Nor are additional administrative measures respecting the reporting of youth contributions recommended at this time – such as the inclusion of the ages of contributors under some specified age. Such additional reporting requirements would single out youth participation and might discourage it. Moreover, insofar as any person could be used to improperly channel secret contributions, the very young are the least likely to be chosen for that purpose because significant contributions made through them raise suspicions.
For these reasons, additional restrictions on the ability to make contributions based on age criteria are not recommended at this time. If such restrictions were to be considered, much effort would have to be expended on determining which types of contributions were to be included under the new restrictions and the appropriate age upon which such restrictions would be predicated.

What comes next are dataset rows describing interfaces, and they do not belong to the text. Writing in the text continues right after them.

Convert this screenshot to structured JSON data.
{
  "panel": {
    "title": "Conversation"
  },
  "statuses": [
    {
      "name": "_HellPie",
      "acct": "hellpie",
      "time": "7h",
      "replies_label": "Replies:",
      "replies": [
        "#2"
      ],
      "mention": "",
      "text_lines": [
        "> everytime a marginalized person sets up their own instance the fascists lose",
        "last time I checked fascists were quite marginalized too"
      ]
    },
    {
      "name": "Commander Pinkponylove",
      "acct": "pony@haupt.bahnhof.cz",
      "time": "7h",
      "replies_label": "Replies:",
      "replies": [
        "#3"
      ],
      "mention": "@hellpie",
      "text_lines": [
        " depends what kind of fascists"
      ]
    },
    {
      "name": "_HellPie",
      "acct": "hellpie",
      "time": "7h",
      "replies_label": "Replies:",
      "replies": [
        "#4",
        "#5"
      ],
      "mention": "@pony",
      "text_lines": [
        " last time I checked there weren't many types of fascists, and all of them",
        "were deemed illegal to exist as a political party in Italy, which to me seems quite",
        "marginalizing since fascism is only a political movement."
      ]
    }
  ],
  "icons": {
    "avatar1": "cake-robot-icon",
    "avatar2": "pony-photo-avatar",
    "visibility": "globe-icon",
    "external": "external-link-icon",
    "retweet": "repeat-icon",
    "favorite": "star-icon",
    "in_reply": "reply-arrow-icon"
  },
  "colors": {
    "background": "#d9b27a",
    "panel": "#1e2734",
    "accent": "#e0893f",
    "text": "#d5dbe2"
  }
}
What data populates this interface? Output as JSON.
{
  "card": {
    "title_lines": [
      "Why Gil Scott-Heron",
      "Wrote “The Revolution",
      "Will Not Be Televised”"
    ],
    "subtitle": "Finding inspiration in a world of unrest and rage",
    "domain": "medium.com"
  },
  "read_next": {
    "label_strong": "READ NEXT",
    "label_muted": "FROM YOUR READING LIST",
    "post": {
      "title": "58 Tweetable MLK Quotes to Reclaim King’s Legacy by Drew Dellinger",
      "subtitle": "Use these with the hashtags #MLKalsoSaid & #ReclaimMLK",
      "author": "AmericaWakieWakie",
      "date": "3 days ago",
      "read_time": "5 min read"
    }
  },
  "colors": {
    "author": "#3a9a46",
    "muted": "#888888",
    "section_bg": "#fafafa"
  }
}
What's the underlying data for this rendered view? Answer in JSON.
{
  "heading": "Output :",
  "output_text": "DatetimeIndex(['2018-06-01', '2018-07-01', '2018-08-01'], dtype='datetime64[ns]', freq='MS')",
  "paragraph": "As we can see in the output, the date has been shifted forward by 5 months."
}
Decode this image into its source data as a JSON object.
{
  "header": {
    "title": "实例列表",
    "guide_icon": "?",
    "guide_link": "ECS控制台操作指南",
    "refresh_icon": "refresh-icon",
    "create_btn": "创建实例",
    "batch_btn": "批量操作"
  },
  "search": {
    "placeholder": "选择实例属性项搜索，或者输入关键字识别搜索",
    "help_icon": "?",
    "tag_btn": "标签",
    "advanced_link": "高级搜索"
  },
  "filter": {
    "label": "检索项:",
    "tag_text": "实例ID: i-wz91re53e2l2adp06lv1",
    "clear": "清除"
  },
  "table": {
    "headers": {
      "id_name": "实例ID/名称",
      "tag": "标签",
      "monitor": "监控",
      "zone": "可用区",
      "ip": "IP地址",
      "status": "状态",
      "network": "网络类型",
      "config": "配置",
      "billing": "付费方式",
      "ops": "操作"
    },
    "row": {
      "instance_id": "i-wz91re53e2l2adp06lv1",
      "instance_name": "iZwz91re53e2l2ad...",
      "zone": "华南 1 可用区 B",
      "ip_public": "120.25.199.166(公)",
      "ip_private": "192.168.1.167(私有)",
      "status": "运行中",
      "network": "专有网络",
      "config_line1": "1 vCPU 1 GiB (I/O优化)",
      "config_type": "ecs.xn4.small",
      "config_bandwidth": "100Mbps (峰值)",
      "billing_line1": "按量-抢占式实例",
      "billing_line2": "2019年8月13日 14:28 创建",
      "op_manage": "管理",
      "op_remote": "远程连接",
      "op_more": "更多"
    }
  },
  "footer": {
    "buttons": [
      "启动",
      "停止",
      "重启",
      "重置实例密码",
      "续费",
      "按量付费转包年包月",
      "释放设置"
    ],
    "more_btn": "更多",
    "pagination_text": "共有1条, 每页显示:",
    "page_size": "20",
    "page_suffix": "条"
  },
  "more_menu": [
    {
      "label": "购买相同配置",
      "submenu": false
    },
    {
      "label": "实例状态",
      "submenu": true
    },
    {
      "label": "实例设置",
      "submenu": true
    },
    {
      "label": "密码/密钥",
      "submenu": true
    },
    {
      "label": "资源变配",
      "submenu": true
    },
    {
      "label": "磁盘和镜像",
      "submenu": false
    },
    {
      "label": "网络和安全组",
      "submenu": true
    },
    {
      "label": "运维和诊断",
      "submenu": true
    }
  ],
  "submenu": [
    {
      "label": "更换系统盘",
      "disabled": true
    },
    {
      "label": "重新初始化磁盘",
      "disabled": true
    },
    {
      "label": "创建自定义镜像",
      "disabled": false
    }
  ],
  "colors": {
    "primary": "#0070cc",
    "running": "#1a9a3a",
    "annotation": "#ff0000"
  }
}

Return to source of Footnote 18 405.2(1) No person or entity shall
(a) circumvent, or attempt to circumvent, the prohibition under subsection 404(1) or a limit set out in subsection 405(1) or section 405.31; or
(b) act in collusion with another person or entity for that purpose.
(2) No person or entity shall
(a) conceal, or attempt to conceal, the identity of the source of a contribution governed by this Act; or
(b) act in collusion with another person or entity for that purpose.
(3) No person who is permitted to accept contributions under this Act shall knowingly accept a contribution that exceeds a limit under this Act.
Return to source of Footnote 19 The following definitions are found in section 2 of the Act:
"non-monetary contribution" means the commercial value of a service, other than volunteer labour, or of property or of the use of property or money to the extent that they are provided without charge or at less than their commercial value.
"volunteer labour" means any service provided free of charge by a person outside of their working hours, but does not include such a service provided by a person who is self-employed if the service is one that is normally charged for by that person.
Return to source of Footnote 20 While the Canada Elections Act requires that an individual must be at least 18 years of age on election day to be appointed an election officer, the Act also provides, among other things, for the appointment of citizens as young as 16 who reside in the relevant district where a returning officer is unable to identify a person who meets the age requirement (subsection 22(5)).